With the hard part done, we sprinkled a little all-purpose vegetable garden fertilizer into the soil and added our plants, filling the rest of the space with more soil. We even heaped a little extra soil on top to make sure the root balls were completely covered. With all our new plants in place, we watered everything deeply to help reduce transplant shock.

The results

Overall, we are pleased with how things are growing in our straw bale garden. It has been a few weeks, and we are seeing new growth on each of the plants, although it will be a while before we can harvest anything beyond the herbs. The cats are ok with this, though, because they have already gotten to enjoy some homegrown catnip. Although making the holes in the straw was a bit difficult, we appreciated being able to sit in a chair while we worked instead of on our hands and knees on the ground. What used to be a back-breaking task — the digging — didn't result in an afternoon date with the heating pad. We are even happy with the way it looks, since it's fairly tidy and adds an interesting element to our large backyard. 

The biggest challenge we are facing is that we planted large seedlings in our straw bale garden just as the weather was starting to get hot and dry. This means we have to water at least once a day to keep the plants from wilting. We are hoping as the straw begins to break down, it will retain more water. If it does not, we will be watering two or three times a day, which is not ideal.

What we would do differently

The main thing we would do differently if we attempt another straw bale garden is to start earlier in the year with smaller seedlings or seeds. Transplanting is hard on seedlings even when they are not dealing with dry conditions, and the larger the plant, the more stressful the move. We would also be prepared with a liquid fertilizer, like fish emulsion, to help ease transplant shock and give the plants an immediate boost of nutrients to help their roots recover.

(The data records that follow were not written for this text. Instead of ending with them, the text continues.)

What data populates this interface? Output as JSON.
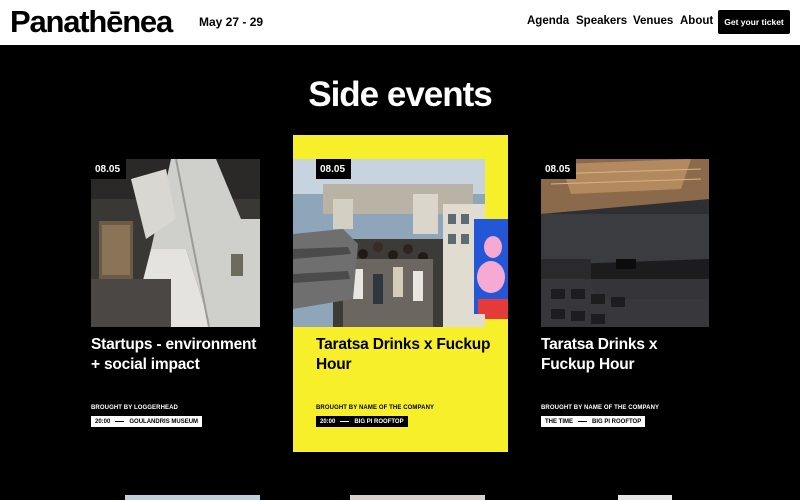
{
  "header": {
    "logo": "Panathēnea",
    "dates": "May 27 - 29",
    "nav": [
      "Agenda",
      "Speakers",
      "Venues",
      "About"
    ],
    "cta": "Get your ticket"
  },
  "section": {
    "title": "Side events"
  },
  "events": [
    {
      "date": "08.05",
      "title": "Startups - environment + social impact",
      "brought_by": "BROUGHT BY LOGGERHEAD",
      "time": "20:00",
      "venue": "GOULANDRIS MUSEUM"
    },
    {
      "date": "08.05",
      "title": "Taratsa Drinks x Fuckup Hour",
      "brought_by": "BROUGHT BY NAME OF THE COMPANY",
      "time": "20:00",
      "venue": "BIG PI ROOFTOP"
    },
    {
      "date": "08.05",
      "title": "Taratsa Drinks x Fuckup Hour",
      "brought_by": "BROUGHT BY NAME OF THE COMPANY",
      "time": "THE TIME",
      "venue": "BIG PI ROOFTOP"
    }
  ],
  "colors": {
    "accent_yellow": "#f7ef2a",
    "background": "#000000",
    "header_bg": "#ffffff"
  }
}
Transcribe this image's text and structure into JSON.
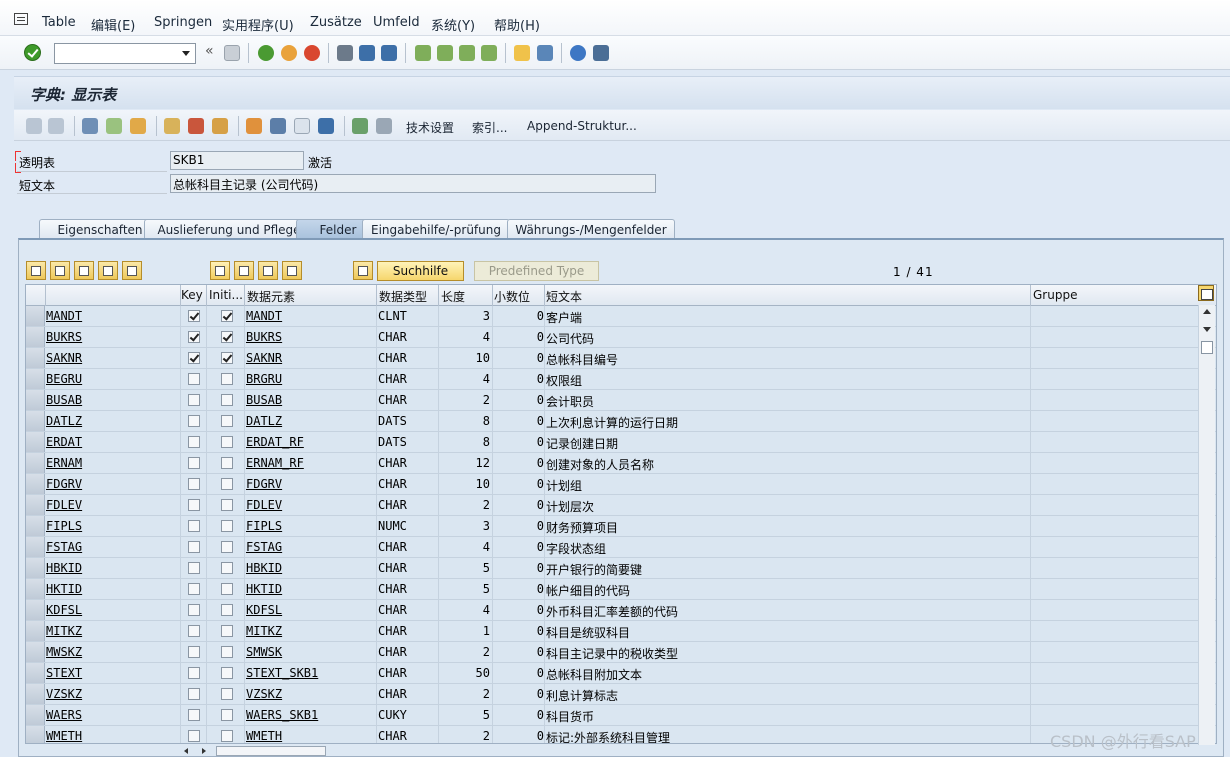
{
  "menu": {
    "items": [
      "Table",
      "编辑(E)",
      "Springen",
      "实用程序(U)",
      "Zusätze",
      "Umfeld",
      "系统(Y)",
      "帮助(H)"
    ]
  },
  "title": "字典: 显示表",
  "app_toolbar": {
    "tech_settings": "技术设置",
    "index": "索引...",
    "append": "Append-Struktur..."
  },
  "header": {
    "table_label": "透明表",
    "table_value": "SKB1",
    "status": "激活",
    "short_text_label": "短文本",
    "short_text_value": "总帐科目主记录 (公司代码)"
  },
  "tabs": [
    {
      "label": "Eigenschaften"
    },
    {
      "label": "Auslieferung und Pflege"
    },
    {
      "label": "Felder"
    },
    {
      "label": "Eingabehilfe/-prüfung"
    },
    {
      "label": "Währungs-/Mengenfelder"
    }
  ],
  "grid_toolbar": {
    "search_help": "Suchhilfe",
    "predefined_type": "Predefined Type",
    "pager": "1 / 41"
  },
  "columns": [
    "Key",
    "Initi...",
    "数据元素",
    "数据类型",
    "长度",
    "小数位",
    "短文本",
    "Gruppe"
  ],
  "rows": [
    {
      "field": "MANDT",
      "key": true,
      "init": true,
      "element": "MANDT",
      "type": "CLNT",
      "len": "3",
      "dec": "0",
      "text": "客户端"
    },
    {
      "field": "BUKRS",
      "key": true,
      "init": true,
      "element": "BUKRS",
      "type": "CHAR",
      "len": "4",
      "dec": "0",
      "text": "公司代码"
    },
    {
      "field": "SAKNR",
      "key": true,
      "init": true,
      "element": "SAKNR",
      "type": "CHAR",
      "len": "10",
      "dec": "0",
      "text": "总帐科目编号"
    },
    {
      "field": "BEGRU",
      "key": false,
      "init": false,
      "element": "BRGRU",
      "type": "CHAR",
      "len": "4",
      "dec": "0",
      "text": "权限组"
    },
    {
      "field": "BUSAB",
      "key": false,
      "init": false,
      "element": "BUSAB",
      "type": "CHAR",
      "len": "2",
      "dec": "0",
      "text": "会计职员"
    },
    {
      "field": "DATLZ",
      "key": false,
      "init": false,
      "element": "DATLZ",
      "type": "DATS",
      "len": "8",
      "dec": "0",
      "text": "上次利息计算的运行日期"
    },
    {
      "field": "ERDAT",
      "key": false,
      "init": false,
      "element": "ERDAT_RF",
      "type": "DATS",
      "len": "8",
      "dec": "0",
      "text": "记录创建日期"
    },
    {
      "field": "ERNAM",
      "key": false,
      "init": false,
      "element": "ERNAM_RF",
      "type": "CHAR",
      "len": "12",
      "dec": "0",
      "text": "创建对象的人员名称"
    },
    {
      "field": "FDGRV",
      "key": false,
      "init": false,
      "element": "FDGRV",
      "type": "CHAR",
      "len": "10",
      "dec": "0",
      "text": "计划组"
    },
    {
      "field": "FDLEV",
      "key": false,
      "init": false,
      "element": "FDLEV",
      "type": "CHAR",
      "len": "2",
      "dec": "0",
      "text": "计划层次"
    },
    {
      "field": "FIPLS",
      "key": false,
      "init": false,
      "element": "FIPLS",
      "type": "NUMC",
      "len": "3",
      "dec": "0",
      "text": "财务预算项目"
    },
    {
      "field": "FSTAG",
      "key": false,
      "init": false,
      "element": "FSTAG",
      "type": "CHAR",
      "len": "4",
      "dec": "0",
      "text": "字段状态组"
    },
    {
      "field": "HBKID",
      "key": false,
      "init": false,
      "element": "HBKID",
      "type": "CHAR",
      "len": "5",
      "dec": "0",
      "text": "开户银行的简要键"
    },
    {
      "field": "HKTID",
      "key": false,
      "init": false,
      "element": "HKTID",
      "type": "CHAR",
      "len": "5",
      "dec": "0",
      "text": "帐户细目的代码"
    },
    {
      "field": "KDFSL",
      "key": false,
      "init": false,
      "element": "KDFSL",
      "type": "CHAR",
      "len": "4",
      "dec": "0",
      "text": "外币科目汇率差额的代码"
    },
    {
      "field": "MITKZ",
      "key": false,
      "init": false,
      "element": "MITKZ",
      "type": "CHAR",
      "len": "1",
      "dec": "0",
      "text": "科目是统驭科目"
    },
    {
      "field": "MWSKZ",
      "key": false,
      "init": false,
      "element": "SMWSK",
      "type": "CHAR",
      "len": "2",
      "dec": "0",
      "text": "科目主记录中的税收类型"
    },
    {
      "field": "STEXT",
      "key": false,
      "init": false,
      "element": "STEXT_SKB1",
      "type": "CHAR",
      "len": "50",
      "dec": "0",
      "text": "总帐科目附加文本"
    },
    {
      "field": "VZSKZ",
      "key": false,
      "init": false,
      "element": "VZSKZ",
      "type": "CHAR",
      "len": "2",
      "dec": "0",
      "text": "利息计算标志"
    },
    {
      "field": "WAERS",
      "key": false,
      "init": false,
      "element": "WAERS_SKB1",
      "type": "CUKY",
      "len": "5",
      "dec": "0",
      "text": "科目货币"
    },
    {
      "field": "WMETH",
      "key": false,
      "init": false,
      "element": "WMETH",
      "type": "CHAR",
      "len": "2",
      "dec": "0",
      "text": "标记:外部系统科目管理"
    }
  ],
  "watermark": "CSDN @外行看SAP"
}
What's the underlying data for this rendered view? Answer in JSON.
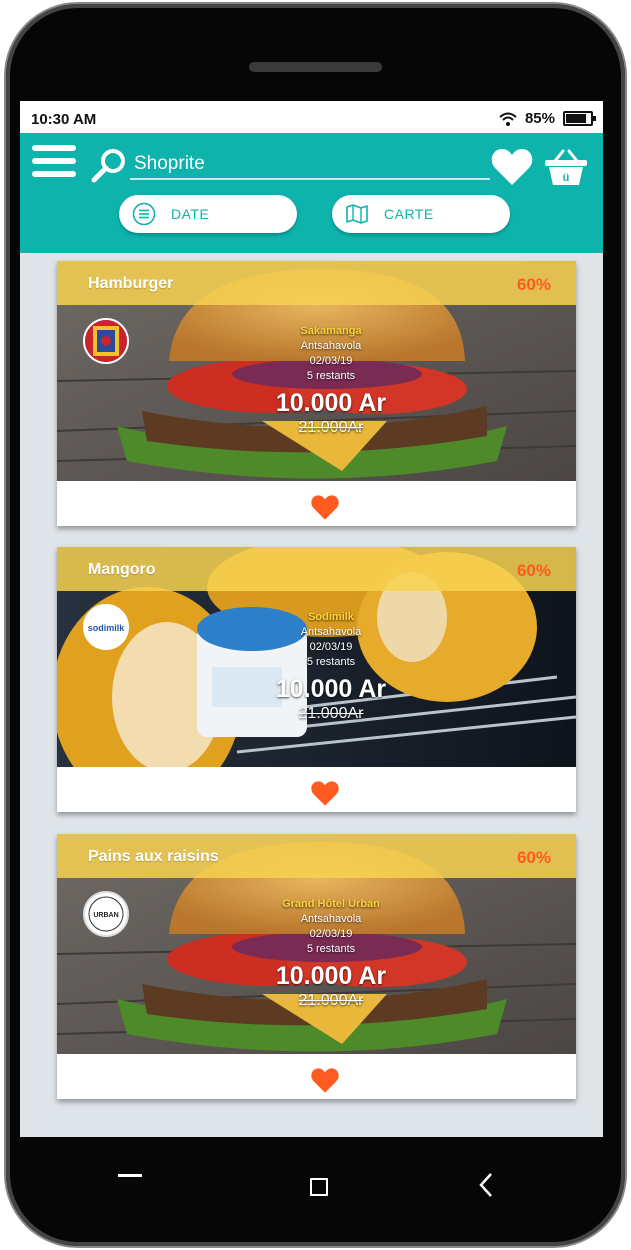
{
  "status": {
    "time": "10:30 AM",
    "battery": "85%",
    "battery_level": 0.85
  },
  "search": {
    "value": "Shoprite"
  },
  "filters": {
    "date_label": "DATE",
    "map_label": "CARTE"
  },
  "colors": {
    "accent": "#0eb3ac",
    "banner": "#f7d250",
    "discount": "#ff5a1f",
    "heart": "#ff5a1f"
  },
  "icons": {
    "menu": "menu-icon",
    "search": "search-icon",
    "favorites": "heart-icon",
    "basket": "basket-icon",
    "date": "list-icon",
    "map": "map-icon",
    "nav_recents": "recents-icon",
    "nav_home": "home-icon",
    "nav_back": "back-icon"
  },
  "cards": [
    {
      "title": "Hamburger",
      "discount": "60%",
      "shop": "Sakamanga",
      "location": "Antsahavola",
      "date": "02/03/19",
      "remaining": "5 restants",
      "price": "10.000 Ar",
      "old_price": "21.000Ar",
      "logo_text": ""
    },
    {
      "title": "Mangoro",
      "discount": "60%",
      "shop": "Sodimilk",
      "location": "Antsahavola",
      "date": "02/03/19",
      "remaining": "5 restants",
      "price": "10.000 Ar",
      "old_price": "21.000Ar",
      "logo_text": "sodimilk"
    },
    {
      "title": "Pains aux raisins",
      "discount": "60%",
      "shop": "Grand Hôtel Urban",
      "location": "Antsahavola",
      "date": "02/03/19",
      "remaining": "5 restants",
      "price": "10.000 Ar",
      "old_price": "21.000Ar",
      "logo_text": "URBAN"
    }
  ]
}
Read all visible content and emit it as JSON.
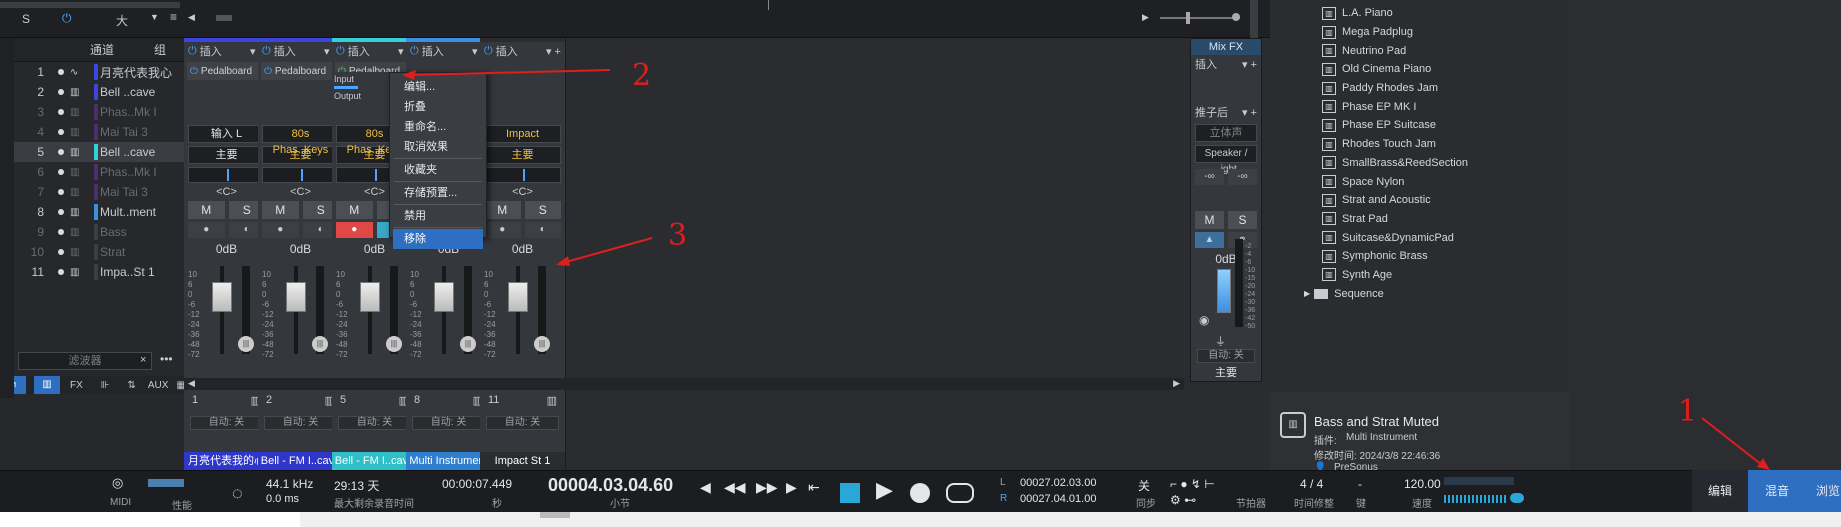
{
  "top": {
    "sel1": "S",
    "sel2": "大"
  },
  "channel_list": {
    "header": {
      "channel": "通道",
      "group": "组"
    },
    "rows": [
      {
        "num": "1",
        "name": "月亮代表我心",
        "color": "#3b46e0",
        "dim": false,
        "icon": "~"
      },
      {
        "num": "2",
        "name": "Bell ..cave",
        "color": "#3b46e0",
        "dim": false,
        "icon": "III"
      },
      {
        "num": "3",
        "name": "Phas..Mk I",
        "color": "#4a2f6b",
        "dim": true,
        "icon": "III"
      },
      {
        "num": "4",
        "name": "Mai Tai 3",
        "color": "#4a2f6b",
        "dim": true,
        "icon": "III"
      },
      {
        "num": "5",
        "name": "Bell ..cave",
        "color": "#35d0d6",
        "dim": false,
        "icon": "III",
        "selected": true
      },
      {
        "num": "6",
        "name": "Phas..Mk I",
        "color": "#4a2f6b",
        "dim": true,
        "icon": "III"
      },
      {
        "num": "7",
        "name": "Mai Tai 3",
        "color": "#4a2f6b",
        "dim": true,
        "icon": "III"
      },
      {
        "num": "8",
        "name": "Mult..ment",
        "color": "#3b8fe0",
        "dim": false,
        "icon": "III"
      },
      {
        "num": "9",
        "name": "Bass",
        "color": "#3a3d42",
        "dim": true,
        "icon": "III"
      },
      {
        "num": "10",
        "name": "Strat",
        "color": "#3a3d42",
        "dim": true,
        "icon": "III"
      },
      {
        "num": "11",
        "name": "Impa..St 1",
        "color": "#3a3d42",
        "dim": false,
        "icon": "III"
      }
    ],
    "filter_placeholder": "滤波器",
    "tabs": [
      "FX",
      "AUX"
    ]
  },
  "strips": [
    {
      "insert": "插入",
      "slot": "Pedalboard",
      "io": "输入 L",
      "io_color": "#e3e5e8",
      "bus": "主要",
      "bus_color": "#e3e5e8",
      "pan": "<C>",
      "mute": "M",
      "solo": "S",
      "db": "0dB",
      "num": "1",
      "auto": "自动: 关",
      "name": "月亮代表我的心",
      "name_bg": "#2e37c9",
      "cap": "#3b46e0"
    },
    {
      "insert": "插入",
      "slot": "Pedalboard",
      "io": "80s Phas..Keys",
      "io_color": "#f0c040",
      "bus": "主要",
      "bus_color": "#f0c040",
      "pan": "<C>",
      "mute": "M",
      "solo": "S",
      "db": "0dB",
      "num": "2",
      "auto": "自动: 关",
      "name": "Bell - FM I..cave",
      "name_bg": "#2e37c9",
      "cap": "#3b46e0"
    },
    {
      "insert": "插入",
      "slot": "Pedalboard",
      "io": "80s Phas..Keys",
      "io_color": "#f0c040",
      "bus": "主要",
      "bus_color": "#f0c040",
      "pan": "<C>",
      "mute": "M",
      "solo": "S",
      "db": "0dB",
      "num": "5",
      "auto": "自动: 关",
      "name": "Bell - FM I..cave",
      "name_bg": "#2fbfc6",
      "cap": "#35d0d6"
    },
    {
      "insert": "插入",
      "slot": "",
      "io": "",
      "io_color": "#e3e5e8",
      "bus": "",
      "bus_color": "#e3e5e8",
      "pan": "<C>",
      "mute": "M",
      "solo": "S",
      "db": "0dB",
      "num": "8",
      "auto": "自动: 关",
      "name": "Multi Instrument",
      "name_bg": "#2f7fd0",
      "cap": "#3b8fe0"
    },
    {
      "insert": "插入",
      "slot": "",
      "io": "Impact",
      "io_color": "#f0c040",
      "bus": "主要",
      "bus_color": "#f0c040",
      "pan": "<C>",
      "mute": "M",
      "solo": "S",
      "db": "0dB",
      "num": "11",
      "auto": "自动: 关",
      "name": "Impact St 1",
      "name_bg": "#2a2c30",
      "cap": "#2a2c30"
    }
  ],
  "input_label": "Input",
  "output_label": "Output",
  "main_strip": {
    "mixfx": "Mix FX",
    "insert": "插入",
    "post": "推子后",
    "stereo": "立体声",
    "out": "Speaker / ..ight",
    "mute": "M",
    "solo": "S",
    "db": "0dB",
    "auto": "自动: 关",
    "name": "主要"
  },
  "fader_scale": [
    "10",
    "6",
    "0",
    "-6",
    "-12",
    "-24",
    "-36",
    "-48",
    "-72"
  ],
  "main_scale": [
    "-2",
    "-4",
    "-6",
    "-10",
    "-15",
    "-20",
    "-24",
    "-30",
    "-36",
    "-42",
    "-50"
  ],
  "context_menu": [
    "编辑...",
    "折叠",
    "重命名...",
    "取消效果",
    "收藏夹",
    "存储预置...",
    "禁用",
    "移除"
  ],
  "browser": {
    "items": [
      "L.A. Piano",
      "Mega Padplug",
      "Neutrino Pad",
      "Old Cinema Piano",
      "Paddy Rhodes Jam",
      "Phase EP MK I",
      "Phase EP Suitcase",
      "Rhodes Touch Jam",
      "SmallBrass&ReedSection",
      "Space Nylon",
      "Strat and Acoustic",
      "Strat Pad",
      "Suitcase&DynamicPad",
      "Symphonic Brass",
      "Synth Age"
    ],
    "folder": "Sequence",
    "info_title": "Bass and Strat Muted",
    "info_plugin_label": "插件:",
    "info_plugin": "Multi Instrument",
    "info_modified": "修改时间: 2024/3/8 22:46:36",
    "info_vendor": "PreSonus"
  },
  "transport": {
    "midi": "MIDI",
    "perf": "性能",
    "rate": "44.1 kHz",
    "latency": "0.0 ms",
    "days": "29:13 天",
    "days_label": "最大剩余录音时间",
    "time": "00:00:07.449",
    "time_unit": "秒",
    "bars": "00004.03.04.60",
    "bars_unit": "小节",
    "loop_l": "00027.02.03.00",
    "loop_r": "00027.04.01.00",
    "L": "L",
    "R": "R",
    "sync": "关",
    "sync_label": "同步",
    "metro_label": "节拍器",
    "sig": "4 / 4",
    "sig_label": "时间修整",
    "key": "-",
    "key_label": "键",
    "tempo": "120.00",
    "tempo_label": "速度"
  },
  "right_buttons": {
    "edit": "编辑",
    "mix": "混音",
    "browse": "浏览"
  },
  "annotations": [
    "1",
    "2",
    "3"
  ],
  "colors": {
    "accent": "#2f6fc2",
    "annotation": "#e01e1e"
  }
}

We would also make bigger holes for planting. Even though it seemed like the ones we made were big enough. After adding soil and fertilizer, it just didn't seem like there was quite enough room for the root balls of our plants, especially the tomatoes. Since making sure our plants get enough water is such a big concern, we believe adding a drip line, or even a homemade DIY watering system, will boost our plant's chances of surviving the hottest and driest days to come.